Inaugural HTA Summits Zone In on Customer Experience
The two-year-old Home Technology Association (HTA) held bicoastal versions of its inaugural Customer Experience Summit Aug. 8 on the West Coast and Aug. 14 in New York City. Between the two daylong events, the group hosted an impressive representation of its 184 certified technology integrator members. On the agenda: a roster of sessions meant to inform, encourage brainstorming and stir up self-examination of their business’ best practices and ability to successfully engage with architects, designers and the builder community.
“We’re out to help our integrators think differently,” Josh Christian, the organization’s director of certification told Connected Designat the New York event, held at HTA member Gilmore’s Sound Advice showroom on Manhattan’s West Side. “There are small things that can make the difference for clients to have that ‘wow’ experience.”
The event’s sponsors, who sandwiched brief company presentations in between each session, included Sonance, Crestron, Savant, OneVision, Cineak, Kaleidescape, Access Networks, One Fireflly and AudioControl.
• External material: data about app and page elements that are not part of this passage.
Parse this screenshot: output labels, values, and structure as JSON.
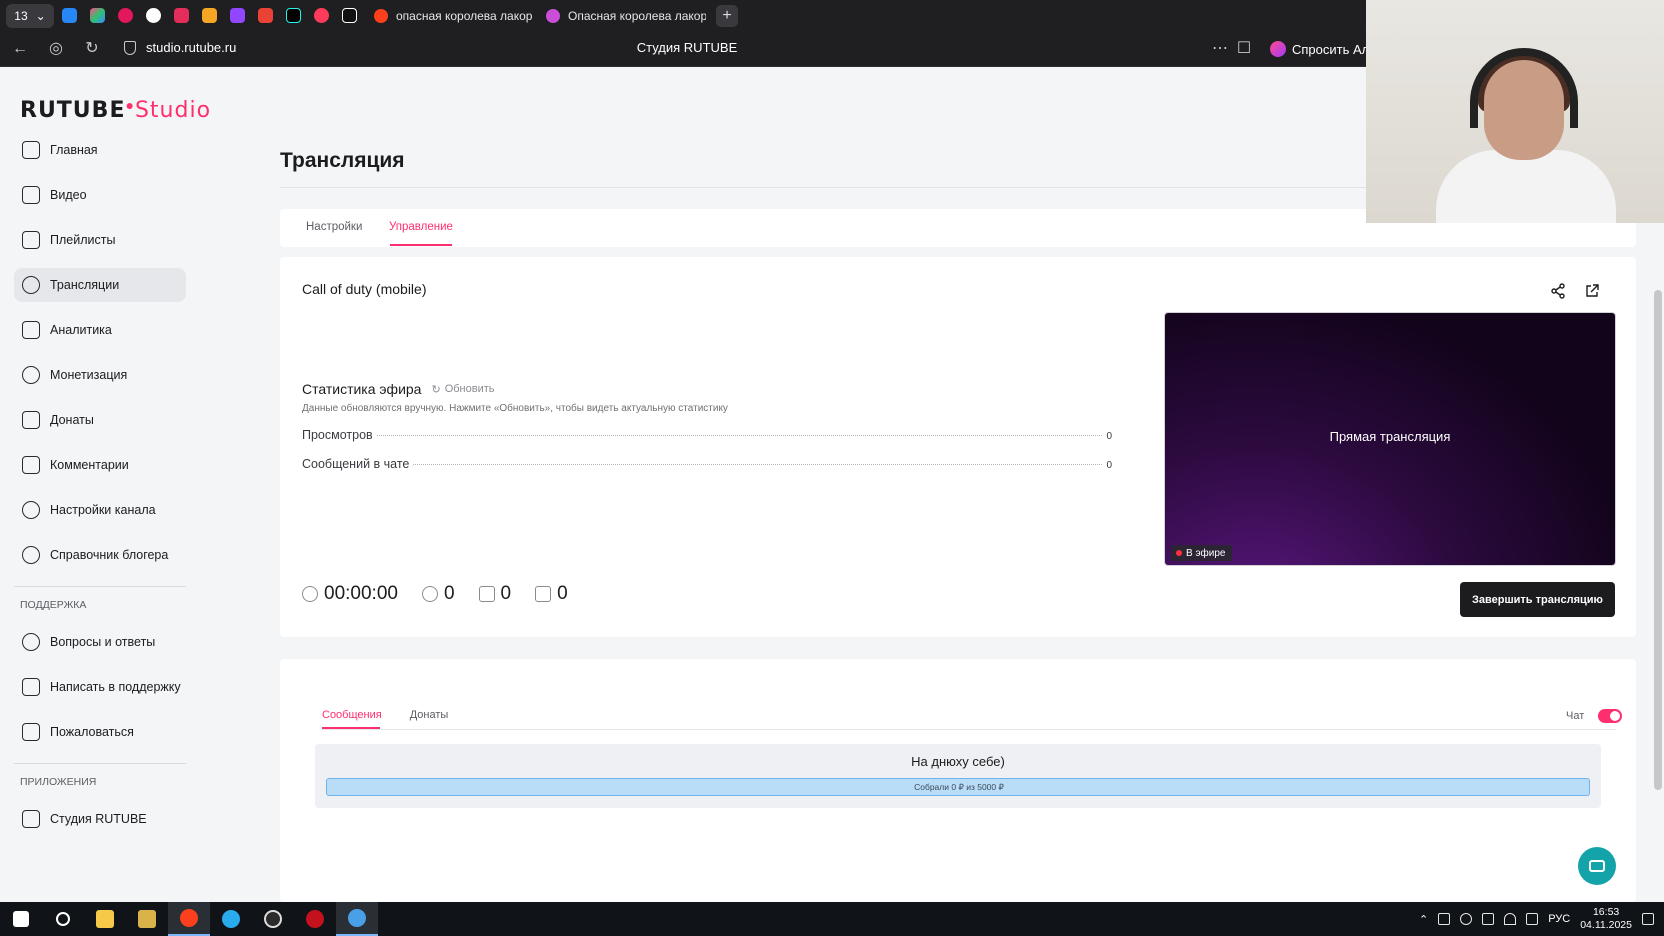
{
  "browser": {
    "tab_count": "13",
    "tabs": [
      {
        "title": "опасная королева лакор"
      },
      {
        "title": "Опасная королева лакор"
      }
    ],
    "url": "studio.rutube.ru",
    "page_title": "Студия RUTUBE",
    "ask_label": "Спросить Ал"
  },
  "logo": {
    "brand": "RUTUBE",
    "product": "Studio"
  },
  "sidebar": {
    "items": [
      {
        "label": "Главная",
        "icon": "home-icon"
      },
      {
        "label": "Видео",
        "icon": "video-icon"
      },
      {
        "label": "Плейлисты",
        "icon": "playlist-icon"
      },
      {
        "label": "Трансляции",
        "icon": "broadcast-icon"
      },
      {
        "label": "Аналитика",
        "icon": "analytics-icon"
      },
      {
        "label": "Монетизация",
        "icon": "coin-icon"
      },
      {
        "label": "Донаты",
        "icon": "donate-icon"
      },
      {
        "label": "Комментарии",
        "icon": "comment-icon"
      },
      {
        "label": "Настройки канала",
        "icon": "gear-icon"
      },
      {
        "label": "Справочник блогера",
        "icon": "info-icon"
      }
    ],
    "support_title": "ПОДДЕРЖКА",
    "support_items": [
      {
        "label": "Вопросы и ответы",
        "icon": "question-icon"
      },
      {
        "label": "Написать в поддержку",
        "icon": "mail-icon"
      },
      {
        "label": "Пожаловаться",
        "icon": "flag-icon"
      }
    ],
    "apps_title": "ПРИЛОЖЕНИЯ",
    "apps_items": [
      {
        "label": "Студия RUTUBE",
        "icon": "studio-icon"
      }
    ]
  },
  "main": {
    "heading": "Трансляция",
    "tabs": [
      {
        "label": "Настройки"
      },
      {
        "label": "Управление",
        "active": true
      }
    ],
    "stream_title": "Call of duty (mobile)",
    "stats_title": "Статистика эфира",
    "refresh_label": "Обновить",
    "stats_note": "Данные обновляются вручную. Нажмите «Обновить», чтобы видеть актуальную статистику",
    "stats": [
      {
        "label": "Просмотров",
        "value": "0"
      },
      {
        "label": "Сообщений в чате",
        "value": "0"
      }
    ],
    "timer": "00:00:00",
    "viewers": "0",
    "likes": "0",
    "dislikes": "0",
    "preview_label": "Прямая трансляция",
    "live_badge": "В эфире",
    "end_button": "Завершить трансляцию"
  },
  "chat": {
    "tabs": [
      {
        "label": "Сообщения",
        "active": true
      },
      {
        "label": "Донаты"
      }
    ],
    "toggle_label": "Чат",
    "toggle_on": true,
    "goal_title": "На днюху себе)",
    "goal_text": "Собрали 0 ₽ из 5000 ₽",
    "goal_progress": 0
  },
  "taskbar": {
    "lang": "РУС",
    "time": "16:53",
    "date": "04.11.2025"
  },
  "colors": {
    "accent": "#ff2f6d",
    "dark_button": "#1c1c1e",
    "progress": "#4aa5ea",
    "help_fab": "#14a3a8"
  }
}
Eric Thies of L.A.-area member DSI set the stage for the presenters who followed, encouraging attendees always to use their HTA certification badge as a way to leverage their legitimacy with clients. Let them know that HTA talks to nine references, verifies both an integrator’s reputation and technical expertise with vendors, and ensures there is no history of legal issues, he exhorted the audience, because “when an independent party says you’re amazing, it’s 100 times more effective than if you say it yourself.” He also encouraged use of the HTA Budget Calculator, which helps rein in client skepticism by establishing a budget range through agnostic means – and may even encourage clients to add subsystems to a project’s cost.
Joey Kolchinsky, CEO of OneVision Resources, explained how his company, through tiered servicing plans ranging from basic support through top-end Signature service, can help integrators streamline their after-installation client servicing in a manner that is high level, transparent to the client, and profitable.
Benjamin Pearson, a 17-year expert in luxury estate management who was seminal in developing the customer service culture for the Montage luxury hotel network, delved into the intricacies of how that culture is enacted, from the time an employee is first vetted and then hired. He walked the audience through all the steps of a meticulous orientation process about the company’s history, followed by a training and trial period where hires that didn’t fit the Montage culture were eventually winnowed out, and those who were retained were then steeped in the do’s and don’ts of the highest levels of client service.
Throughout his talk, he emphasized that it is imperative to deliver a concierge-level customer service experience to luxury homeowners, because they will not tolerate anything less. He said the Montage philosophy in the way employees at every level were expected to deal with luxury clients was founded in the four ‘S’es : stop (i.e., stop whatever you’re doing – “come off your ladder”), stand (i.e., make eye contact), smile, and provide a salutation. It is about “keeping clients close by, engaging with them, sending them hand-written notes, being their sounding board. It’s also about using consistent verbiage – ‘yes,’ not ‘yeah,’ ‘absolutely,’ not ‘no problem,’ and about owning a request – or a complaint. Apologize, even if it isn’t your fault.”
A panel discussion moderated by Christian in the afternoon and including “technology architects” –consultants Andrew Southern of and Scott Marchand - addressed the role of these impartial experts in helping develop the scope and budget for a connected-home project. The technology integration industry is “the Wild West” to many in the designer and architect trades, said Southern, and specifiers like himself and Marchand are advisors who can help gain the trust of these disciplines.
“Architects want to love our industry,” said Marchand, “but they’re scared to death. There’s fear there. We assume they don’t care about our industry – but they do care about technology. They know they need us. So we need to be more than those AV dudes who show up late and ask to borrow a ladder – not be the battering ram that forces things in… Our job is to educate clients; we’re collaborators, not replacers… And what ends up happening is that clients are relaxed around us, and budgets even go up around us.”
The concluding session was a rousing talk by HQ Group’s CEO Dan Caulfield designed to help HTA members identify personality types among architects, designers and builders and tailor their approaches to most effectively zero in on what will satisfy their needs. “The Analytical Guy always needs more data. For the Driver Guy, it’s all about time and getting it done. The Expressive Guy is emotionally based and wants an audience. The Amiable Guy wants approval and assurance,” he offered. For all of these personalities, Caulfield said, “price doesn’t matter. It’s about learning the value you have to someone.”